The internet is replete with advice on when you should start teaching young children about money. Most discussions start with the subject of an allowance; the spending vs. saving trade-off that many of us still struggle with as adults. As a parent who has gone through this exercise with my own children, I have little to add to the discussion of the timing and amounts of allowances. Rather, my focus is on what older kids need to be taught to become financially responsible adults.

Like most of life’s lessons, financial responsibility starts at home. When it comes to topics such as checking accounts, credit cards, investing, retirement accounts, the use of debt, and the most basic tax concepts, many young adults are profoundly clueless. Our schools aren’t much of a help; only a handful of states include financial literacy within the high school curriculum.

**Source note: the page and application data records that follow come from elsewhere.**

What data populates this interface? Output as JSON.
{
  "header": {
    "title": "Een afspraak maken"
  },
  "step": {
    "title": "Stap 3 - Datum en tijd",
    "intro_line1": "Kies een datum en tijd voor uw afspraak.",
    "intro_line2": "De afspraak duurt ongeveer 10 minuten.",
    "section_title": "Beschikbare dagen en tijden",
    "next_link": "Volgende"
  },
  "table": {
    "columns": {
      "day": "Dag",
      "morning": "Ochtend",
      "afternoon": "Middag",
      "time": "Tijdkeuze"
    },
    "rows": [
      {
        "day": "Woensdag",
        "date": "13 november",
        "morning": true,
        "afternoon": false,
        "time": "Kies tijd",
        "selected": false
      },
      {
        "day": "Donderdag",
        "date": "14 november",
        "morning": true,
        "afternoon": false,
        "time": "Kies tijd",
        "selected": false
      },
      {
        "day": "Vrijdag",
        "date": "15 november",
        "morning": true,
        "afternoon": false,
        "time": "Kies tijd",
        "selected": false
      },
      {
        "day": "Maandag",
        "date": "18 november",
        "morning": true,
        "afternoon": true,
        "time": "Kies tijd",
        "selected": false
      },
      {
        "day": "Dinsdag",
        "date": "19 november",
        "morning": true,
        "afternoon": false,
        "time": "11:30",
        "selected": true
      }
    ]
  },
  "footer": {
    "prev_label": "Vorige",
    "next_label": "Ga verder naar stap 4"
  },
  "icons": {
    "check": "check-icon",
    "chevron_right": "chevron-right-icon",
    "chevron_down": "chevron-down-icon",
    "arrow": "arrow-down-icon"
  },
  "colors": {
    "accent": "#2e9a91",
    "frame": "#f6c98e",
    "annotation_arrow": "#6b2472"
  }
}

As I’ve spent a good deal of my time working with the kids of clients, I wasn’t surprised when I saw a recent survey that indicated that only 40 percent of millennials understood the concept of “interest.” I wish some of my clients spent as much time teaching their kids basic financial acumen, such as how credit works, as they do teaching them to use the correct fork at the dinner table.